*Problem requirements*:
Each record must appear in the answer exactly as it does in the data.

*Information provided*:
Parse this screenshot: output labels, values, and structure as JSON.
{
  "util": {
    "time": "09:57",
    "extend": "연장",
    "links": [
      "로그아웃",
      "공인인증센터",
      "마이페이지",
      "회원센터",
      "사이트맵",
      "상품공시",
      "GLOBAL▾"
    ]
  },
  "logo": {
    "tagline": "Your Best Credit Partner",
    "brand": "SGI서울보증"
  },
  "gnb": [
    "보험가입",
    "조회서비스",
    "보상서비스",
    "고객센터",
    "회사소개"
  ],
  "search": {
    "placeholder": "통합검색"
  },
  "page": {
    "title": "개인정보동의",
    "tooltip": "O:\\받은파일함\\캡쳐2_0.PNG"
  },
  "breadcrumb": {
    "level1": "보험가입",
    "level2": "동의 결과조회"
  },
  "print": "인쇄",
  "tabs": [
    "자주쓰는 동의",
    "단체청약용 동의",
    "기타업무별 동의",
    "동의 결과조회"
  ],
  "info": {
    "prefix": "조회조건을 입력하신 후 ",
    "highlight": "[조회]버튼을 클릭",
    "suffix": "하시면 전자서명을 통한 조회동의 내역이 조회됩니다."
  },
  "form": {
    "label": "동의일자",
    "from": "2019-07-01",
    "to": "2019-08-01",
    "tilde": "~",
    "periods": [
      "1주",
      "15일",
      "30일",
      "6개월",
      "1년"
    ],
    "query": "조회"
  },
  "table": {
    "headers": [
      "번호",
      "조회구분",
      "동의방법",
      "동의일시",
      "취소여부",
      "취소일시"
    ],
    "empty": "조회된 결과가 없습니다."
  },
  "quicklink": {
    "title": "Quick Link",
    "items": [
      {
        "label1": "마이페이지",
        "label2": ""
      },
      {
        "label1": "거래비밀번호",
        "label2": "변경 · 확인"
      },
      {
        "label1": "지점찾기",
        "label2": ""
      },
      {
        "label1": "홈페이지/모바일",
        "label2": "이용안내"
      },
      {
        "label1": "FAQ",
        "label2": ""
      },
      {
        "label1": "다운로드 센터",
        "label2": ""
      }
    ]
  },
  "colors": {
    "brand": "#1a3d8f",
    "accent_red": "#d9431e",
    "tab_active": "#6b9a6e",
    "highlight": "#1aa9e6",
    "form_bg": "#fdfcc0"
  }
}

*Answer to the problem*:
Parse this screenshot: output labels, values, and structure as JSON.
{
  "util": {
    "time": "09:57",
    "extend": "연장",
    "links": [
      "로그아웃",
      "공인인증센터",
      "마이페이지",
      "회원센터",
      "사이트맵",
      "상품공시",
      "GLOBAL▾"
    ]
  },
  "logo": {
    "tagline": "Your Best Credit Partner",
    "brand": "SGI서울보증"
  },
  "gnb": [
    "보험가입",
    "조회서비스",
    "보상서비스",
    "고객센터",
    "회사소개"
  ],
  "search": {
    "placeholder": "통합검색"
  },
  "page": {
    "title": "개인정보동의",
    "tooltip": "O:\\받은파일함\\캡쳐2_0.PNG"
  },
  "breadcrumb": {
    "level1": "보험가입",
    "level2": "동의 결과조회"
  },
  "print": "인쇄",
  "tabs": [
    "자주쓰는 동의",
    "단체청약용 동의",
    "기타업무별 동의",
    "동의 결과조회"
  ],
  "info": {
    "prefix": "조회조건을 입력하신 후 ",
    "highlight": "[조회]버튼을 클릭",
    "suffix": "하시면 전자서명을 통한 조회동의 내역이 조회됩니다."
  },
  "form": {
    "label": "동의일자",
    "from": "2019-07-01",
    "to": "2019-08-01",
    "tilde": "~",
    "periods": [
      "1주",
      "15일",
      "30일",
      "6개월",
      "1년"
    ],
    "query": "조회"
  },
  "table": {
    "headers": [
      "번호",
      "조회구분",
      "동의방법",
      "동의일시",
      "취소여부",
      "취소일시"
    ],
    "empty": "조회된 결과가 없습니다."
  },
  "quicklink": {
    "title": "Quick Link",
    "items": [
      {
        "label1": "마이페이지",
        "label2": ""
      },
      {
        "label1": "거래비밀번호",
        "label2": "변경 · 확인"
      },
      {
        "label1": "지점찾기",
        "label2": ""
      },
      {
        "label1": "홈페이지/모바일",
        "label2": "이용안내"
      },
      {
        "label1": "FAQ",
        "label2": ""
      },
      {
        "label1": "다운로드 센터",
        "label2": ""
      }
    ]
  },
  "colors": {
    "brand": "#1a3d8f",
    "accent_red": "#d9431e",
    "tab_active": "#6b9a6e",
    "highlight": "#1aa9e6",
    "form_bg": "#fdfcc0"
  }
}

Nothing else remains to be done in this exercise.